Larger Than Life attempts to ease the children's suffering on a daily basis by building bright new recuperation rooms in hospitals, sending patients on family getaways to Eilat, organizing an annual Purim "Train of Smiles" trip from Haifa to Be'er Sheva and funding medications not covered by Israel's socialized health care system. For the drained and troubled parents, Larger Than Life offers support groups, financial assistance for parents who have left their jobs to care for their sick children, as well as short pampering vacations for moms.
Independent of the Israeli government, Larger Than Life relies entirely on the good will and generosity of donors in Israel and the United States. A dedicated and passionate group of volunteers run Larger Than Life's programs and fundraising efforts. All of the directors in Israel are parents of children with cancer, and they use their personal experiences to constantly expand the organization and improve its effectiveness.
Four years ago, L.A. couple Rakefet and Arie Aharon were inspired to throw a fundraising gala for Larger Than Life, after hearing about a friend's 12-year-old daughter who was battling cancer in Israel. The first event raised $50,000 and became the starting point for Larger Than Life: Los Angeles Family.
The fledgling organization so far has drawn most of its financial support from the Israeli community in Los Angeles. Nearly all of the board members are Israeli transplants who have reached out to their own circles of friends for donations, so Larger Than Life has yet to register on the larger American Jewish community's radar.

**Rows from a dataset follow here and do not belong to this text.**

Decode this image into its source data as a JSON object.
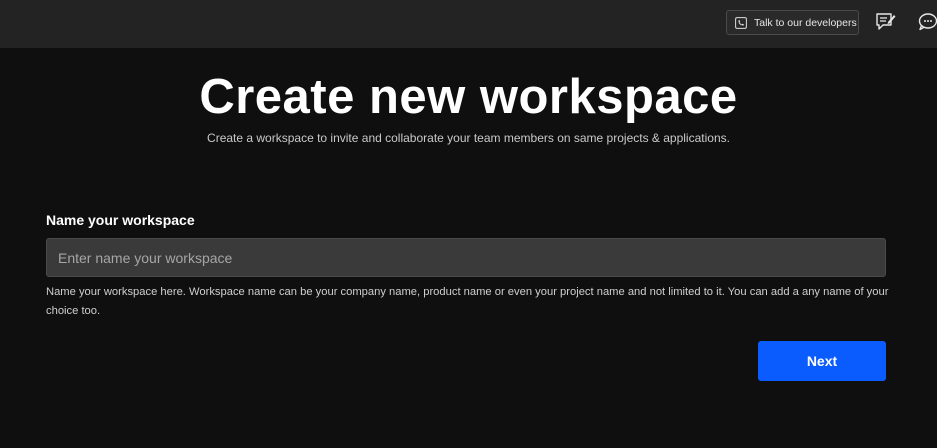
{
  "topbar": {
    "talk_button_label": "Talk to our developers",
    "icons": {
      "talk": "phone-icon",
      "feedback": "feedback-icon",
      "chat": "chat-icon"
    }
  },
  "main": {
    "title": "Create new workspace",
    "subtitle": "Create a workspace to invite and collaborate your team members on same projects & applications.",
    "field_label": "Name your workspace",
    "input_value": "",
    "input_placeholder": "Enter name your workspace",
    "help_text": "Name your workspace here. Workspace name can be your company name, product name or even your project name and not limited to it. You can add a any name of your choice too.",
    "next_label": "Next"
  },
  "colors": {
    "background": "#0f0f0f",
    "topbar": "#232323",
    "input_bg": "#3a3a3a",
    "primary": "#0a5cff"
  }
}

Izek Shlomoff, chairman of the board, said that reaching the larger Jewish population is crucial, especially since the organization's next goal is to fill a $1 million annual gap in the money that is needed to provide Israeli children with the medication they need.
"We're working on a strategy right now, but we certainly need help on that," Shlomoff said.
Larger Than Life: Los Angeles Family says it has succeeded in raising $500,000 annually since its inception. A large chunk of that money is used to bring Israeli children to Los Angeles on the "West Coast Dream Flight."
The kids are selected each year through recommendations from doctors, interviews with Larger Than Life staff and health assessments determining which children are well enough to withstand the high-energy trip and which children should be given priority based on their diagnosis.
When the children arrived in Los Angeles, they didn't have the appearance one might expect of cancer patients -- bald, pale and fragile -- after undergoing chemotherapy. Between rounds of chemotherapy treatments, patients are pumped full of steroids to build up muscle and fat.
"Most of these kids are in between treatments," said Shmueli, who took over as Larger Than Life: Los Angeles Family CEO less than six months ago. "That's why they have hair and some are a little heavy."
Almog Suliman, 16, is from Nesher, a small city on the slopes of Mount Carmel, west of Haifa. He's a good-looking teen with a cocky swagger and a tough-cool attitude. Almog was diagnosed with leukemia a year ago and went through eight months of intense chemotherapy.